Although no one has actually asked me, I know hundreds – no thousands – of you loyal readers are just dying to know my secret to writing such an engaging and witty column every week. I’ve decided that I’d give you the inside scoop on how I pull it off.
Every column has to have an idea – an inspiration for every letter that I type. It can be a funny thing that happened to me that week, or something bigger that I’ve been thinking about for a while. (Can you tell I didn’t have a good idea for this one?)
My columns all usually have a similar structure: the hook, an exposition, a middle and a meaningful – yet clever – ending that ties up all the loose ends.
I start the actual writing process by composing all of the thoughts that I have off of the top of my head.
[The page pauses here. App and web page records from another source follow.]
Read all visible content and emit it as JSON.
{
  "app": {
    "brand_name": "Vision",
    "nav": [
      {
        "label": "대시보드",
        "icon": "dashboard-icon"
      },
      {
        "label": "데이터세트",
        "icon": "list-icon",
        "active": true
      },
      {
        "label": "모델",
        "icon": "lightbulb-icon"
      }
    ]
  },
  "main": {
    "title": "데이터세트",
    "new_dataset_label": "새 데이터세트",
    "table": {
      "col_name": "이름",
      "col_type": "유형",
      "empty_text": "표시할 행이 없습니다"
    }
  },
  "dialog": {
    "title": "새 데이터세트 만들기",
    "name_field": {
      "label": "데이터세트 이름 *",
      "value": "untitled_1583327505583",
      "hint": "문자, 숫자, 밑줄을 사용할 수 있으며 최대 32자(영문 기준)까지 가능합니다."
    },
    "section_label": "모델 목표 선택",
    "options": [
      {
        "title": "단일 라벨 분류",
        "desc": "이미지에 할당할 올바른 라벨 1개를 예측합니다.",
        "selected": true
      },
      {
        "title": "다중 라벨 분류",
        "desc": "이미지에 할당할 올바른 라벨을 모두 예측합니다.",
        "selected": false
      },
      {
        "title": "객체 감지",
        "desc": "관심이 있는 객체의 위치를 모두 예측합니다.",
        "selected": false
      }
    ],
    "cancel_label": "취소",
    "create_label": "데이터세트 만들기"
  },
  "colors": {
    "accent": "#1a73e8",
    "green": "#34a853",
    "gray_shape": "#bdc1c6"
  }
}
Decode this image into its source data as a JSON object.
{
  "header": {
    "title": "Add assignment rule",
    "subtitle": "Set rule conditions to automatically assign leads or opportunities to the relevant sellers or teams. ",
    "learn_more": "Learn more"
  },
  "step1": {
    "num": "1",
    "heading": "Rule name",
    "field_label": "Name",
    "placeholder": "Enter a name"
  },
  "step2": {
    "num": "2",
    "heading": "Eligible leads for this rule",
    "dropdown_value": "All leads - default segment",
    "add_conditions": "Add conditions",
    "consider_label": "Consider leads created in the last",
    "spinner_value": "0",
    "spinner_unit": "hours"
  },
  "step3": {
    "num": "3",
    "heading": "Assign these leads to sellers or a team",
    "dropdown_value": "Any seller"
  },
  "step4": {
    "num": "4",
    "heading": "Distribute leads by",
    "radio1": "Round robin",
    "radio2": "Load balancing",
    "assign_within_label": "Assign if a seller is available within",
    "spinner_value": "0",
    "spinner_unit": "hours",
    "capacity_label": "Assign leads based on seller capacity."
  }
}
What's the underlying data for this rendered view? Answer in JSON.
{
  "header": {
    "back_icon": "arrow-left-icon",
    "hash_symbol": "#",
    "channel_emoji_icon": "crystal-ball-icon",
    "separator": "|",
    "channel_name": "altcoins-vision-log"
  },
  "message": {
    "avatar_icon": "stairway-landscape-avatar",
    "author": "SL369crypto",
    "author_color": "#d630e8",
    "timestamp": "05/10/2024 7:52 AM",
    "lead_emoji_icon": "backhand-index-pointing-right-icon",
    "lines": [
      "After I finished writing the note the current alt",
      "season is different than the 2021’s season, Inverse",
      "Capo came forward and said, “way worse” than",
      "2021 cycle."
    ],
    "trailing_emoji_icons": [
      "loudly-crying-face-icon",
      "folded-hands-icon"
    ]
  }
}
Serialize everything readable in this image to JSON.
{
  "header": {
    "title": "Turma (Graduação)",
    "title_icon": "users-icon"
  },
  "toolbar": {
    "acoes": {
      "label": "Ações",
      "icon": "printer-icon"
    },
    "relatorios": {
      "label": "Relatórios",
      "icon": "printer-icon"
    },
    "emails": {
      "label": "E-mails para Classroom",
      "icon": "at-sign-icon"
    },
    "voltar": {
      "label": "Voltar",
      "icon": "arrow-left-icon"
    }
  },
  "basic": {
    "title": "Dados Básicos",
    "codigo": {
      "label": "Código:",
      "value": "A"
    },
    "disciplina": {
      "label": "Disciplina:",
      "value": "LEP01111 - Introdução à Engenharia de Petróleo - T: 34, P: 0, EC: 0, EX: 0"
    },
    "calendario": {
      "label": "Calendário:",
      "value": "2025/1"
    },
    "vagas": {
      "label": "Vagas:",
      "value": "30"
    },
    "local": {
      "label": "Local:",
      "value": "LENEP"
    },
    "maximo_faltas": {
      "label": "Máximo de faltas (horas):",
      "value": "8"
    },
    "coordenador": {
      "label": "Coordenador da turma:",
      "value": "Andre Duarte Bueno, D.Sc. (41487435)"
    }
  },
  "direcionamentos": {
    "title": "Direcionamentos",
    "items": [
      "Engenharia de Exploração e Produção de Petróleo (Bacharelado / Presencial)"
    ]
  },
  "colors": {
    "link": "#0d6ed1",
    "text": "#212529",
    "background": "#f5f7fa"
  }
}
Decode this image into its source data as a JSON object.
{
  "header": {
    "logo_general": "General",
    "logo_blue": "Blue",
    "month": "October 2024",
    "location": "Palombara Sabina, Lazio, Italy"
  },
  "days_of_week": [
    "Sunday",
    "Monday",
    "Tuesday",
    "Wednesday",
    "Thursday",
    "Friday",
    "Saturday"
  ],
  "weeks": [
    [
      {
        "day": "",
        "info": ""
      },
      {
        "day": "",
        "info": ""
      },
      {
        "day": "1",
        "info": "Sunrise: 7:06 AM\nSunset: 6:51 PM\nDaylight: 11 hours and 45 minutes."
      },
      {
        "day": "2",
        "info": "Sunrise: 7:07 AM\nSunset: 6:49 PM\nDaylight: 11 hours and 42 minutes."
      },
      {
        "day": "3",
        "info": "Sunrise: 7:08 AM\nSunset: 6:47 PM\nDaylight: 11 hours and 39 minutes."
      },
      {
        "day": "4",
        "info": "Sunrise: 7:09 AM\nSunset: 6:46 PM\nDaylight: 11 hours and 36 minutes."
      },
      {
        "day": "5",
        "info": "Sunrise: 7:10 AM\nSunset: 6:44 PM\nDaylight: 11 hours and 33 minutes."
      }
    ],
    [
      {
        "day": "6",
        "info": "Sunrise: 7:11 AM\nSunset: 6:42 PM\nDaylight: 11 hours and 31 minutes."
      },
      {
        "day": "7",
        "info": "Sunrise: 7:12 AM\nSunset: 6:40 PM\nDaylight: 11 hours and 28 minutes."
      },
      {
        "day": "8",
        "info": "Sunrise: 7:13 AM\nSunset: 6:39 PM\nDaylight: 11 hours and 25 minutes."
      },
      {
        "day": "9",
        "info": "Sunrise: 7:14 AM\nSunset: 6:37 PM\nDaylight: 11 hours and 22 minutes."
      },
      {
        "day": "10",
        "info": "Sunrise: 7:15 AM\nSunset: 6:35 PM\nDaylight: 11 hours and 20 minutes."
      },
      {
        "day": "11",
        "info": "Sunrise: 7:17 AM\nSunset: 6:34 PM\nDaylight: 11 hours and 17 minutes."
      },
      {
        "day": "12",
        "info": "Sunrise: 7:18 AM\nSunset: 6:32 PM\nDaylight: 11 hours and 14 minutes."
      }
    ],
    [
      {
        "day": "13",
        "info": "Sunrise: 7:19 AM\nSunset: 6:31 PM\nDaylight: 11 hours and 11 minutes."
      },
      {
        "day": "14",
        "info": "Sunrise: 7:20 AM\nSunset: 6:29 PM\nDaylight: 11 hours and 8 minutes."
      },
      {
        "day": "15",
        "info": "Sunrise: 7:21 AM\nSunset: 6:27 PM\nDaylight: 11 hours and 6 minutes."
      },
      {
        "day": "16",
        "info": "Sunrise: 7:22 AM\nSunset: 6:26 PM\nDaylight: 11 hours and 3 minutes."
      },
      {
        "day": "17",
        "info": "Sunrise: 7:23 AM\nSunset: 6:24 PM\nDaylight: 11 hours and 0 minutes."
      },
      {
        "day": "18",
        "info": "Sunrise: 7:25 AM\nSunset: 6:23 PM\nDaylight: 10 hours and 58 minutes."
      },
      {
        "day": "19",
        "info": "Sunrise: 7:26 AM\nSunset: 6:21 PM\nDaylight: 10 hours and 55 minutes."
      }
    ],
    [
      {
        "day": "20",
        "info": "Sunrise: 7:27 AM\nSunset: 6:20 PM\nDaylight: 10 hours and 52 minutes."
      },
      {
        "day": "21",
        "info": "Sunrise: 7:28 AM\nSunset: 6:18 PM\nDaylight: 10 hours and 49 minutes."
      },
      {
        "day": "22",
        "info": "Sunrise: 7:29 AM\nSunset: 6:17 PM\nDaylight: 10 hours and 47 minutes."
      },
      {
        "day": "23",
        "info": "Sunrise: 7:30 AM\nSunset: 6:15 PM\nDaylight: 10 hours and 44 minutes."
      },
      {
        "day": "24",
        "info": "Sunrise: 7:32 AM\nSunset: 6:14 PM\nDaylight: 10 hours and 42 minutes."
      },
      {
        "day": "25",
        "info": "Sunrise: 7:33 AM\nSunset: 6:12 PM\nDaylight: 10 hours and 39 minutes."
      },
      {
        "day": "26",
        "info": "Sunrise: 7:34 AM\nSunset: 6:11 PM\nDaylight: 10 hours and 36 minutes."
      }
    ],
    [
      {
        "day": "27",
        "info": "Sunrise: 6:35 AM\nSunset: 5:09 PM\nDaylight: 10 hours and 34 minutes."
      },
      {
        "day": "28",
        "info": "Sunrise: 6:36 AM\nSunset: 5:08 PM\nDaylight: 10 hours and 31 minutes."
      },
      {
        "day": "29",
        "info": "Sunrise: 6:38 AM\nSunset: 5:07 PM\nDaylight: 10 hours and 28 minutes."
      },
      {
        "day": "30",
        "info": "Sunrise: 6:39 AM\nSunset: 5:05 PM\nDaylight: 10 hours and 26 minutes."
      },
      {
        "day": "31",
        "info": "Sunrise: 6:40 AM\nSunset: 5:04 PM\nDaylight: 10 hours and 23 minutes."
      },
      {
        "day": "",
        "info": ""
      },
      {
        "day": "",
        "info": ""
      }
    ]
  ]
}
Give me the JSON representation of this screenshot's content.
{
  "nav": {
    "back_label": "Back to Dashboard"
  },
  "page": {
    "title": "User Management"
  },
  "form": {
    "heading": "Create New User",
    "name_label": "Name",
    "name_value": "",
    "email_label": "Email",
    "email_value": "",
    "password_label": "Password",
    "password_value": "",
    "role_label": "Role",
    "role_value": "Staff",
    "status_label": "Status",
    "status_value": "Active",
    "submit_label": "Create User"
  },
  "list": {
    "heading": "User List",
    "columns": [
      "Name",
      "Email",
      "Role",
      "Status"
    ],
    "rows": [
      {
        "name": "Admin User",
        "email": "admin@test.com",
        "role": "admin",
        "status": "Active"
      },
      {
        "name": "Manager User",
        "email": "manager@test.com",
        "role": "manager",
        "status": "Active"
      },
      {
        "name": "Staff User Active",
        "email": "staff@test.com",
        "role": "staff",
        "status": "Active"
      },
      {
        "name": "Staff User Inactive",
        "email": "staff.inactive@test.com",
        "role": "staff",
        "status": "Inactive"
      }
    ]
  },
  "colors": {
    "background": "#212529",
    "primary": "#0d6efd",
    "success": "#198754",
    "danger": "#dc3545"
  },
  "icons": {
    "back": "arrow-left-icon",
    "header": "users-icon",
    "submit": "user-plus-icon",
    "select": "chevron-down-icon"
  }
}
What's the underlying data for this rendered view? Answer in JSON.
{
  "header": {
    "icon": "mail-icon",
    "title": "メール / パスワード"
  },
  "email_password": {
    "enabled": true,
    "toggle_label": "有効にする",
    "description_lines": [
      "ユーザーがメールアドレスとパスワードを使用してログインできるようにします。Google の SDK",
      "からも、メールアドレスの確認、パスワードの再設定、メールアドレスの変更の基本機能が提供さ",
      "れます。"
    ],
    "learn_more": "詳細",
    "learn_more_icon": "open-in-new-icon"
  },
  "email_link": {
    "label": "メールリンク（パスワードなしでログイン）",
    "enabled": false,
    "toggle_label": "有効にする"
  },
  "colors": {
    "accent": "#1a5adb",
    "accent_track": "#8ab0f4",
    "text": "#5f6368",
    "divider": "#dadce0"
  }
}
As the paragraphs form, I usually am impressed at how easy the words come out. Then I hit the 300-word count slump. In order to properly fit this opinion page, my column has to be between 500 and 550 words; the freeze-up happens just over halfway, so I struggle for more things to say. To help cure my writer’s block, I reread what I’ve written – adding filler words where I can – and try to add a paragraph or two. Occasionally, when it’s really bad, I give it a break or ask my mom for some help.
Another important part of every column is the deadline. This occasionally (or always) helps to form the direction of my column, forcing me to build it up in some spots and scrap other sections completely. But definitely not because I procrastinate at all. I just get really anxious to turn it in early for extra credit and stuff.
Once my work is a sufficient length, I copy on my tag at the very end, write an intriguing headline and double check my formatting: double spaces between paragraphs, proper punctuation and my name in all caps at the head. Pretty soon, it’s off to my editor via the Internet! I usually never see the column again. The day it’s in print, my parents tell me that they enjoyed it, and I thank them, but I never read it myself. Call it crazy, but it’s weird looking at it the way that everyone else does; I prefer to read it on my laptop throughout the many changes I make. Besides, I do not enjoy having my oh-so charming headshot stare me down in the morning.
The powers that be at the Kane County Chronicle have made it pretty easy for a teenager like me to write a column; almost anyone could do it. It’s a great experience for young writers (cough, cough, future high school columnists), and I’m so glad I’ve made it work with my writing style.
• Brigid Ackerman is a recent graduate of St. Charles East High School. She enjoys playing the trumpet, eating bread,and writing this column, which now runs every Thursday. Contact her at email@example.com.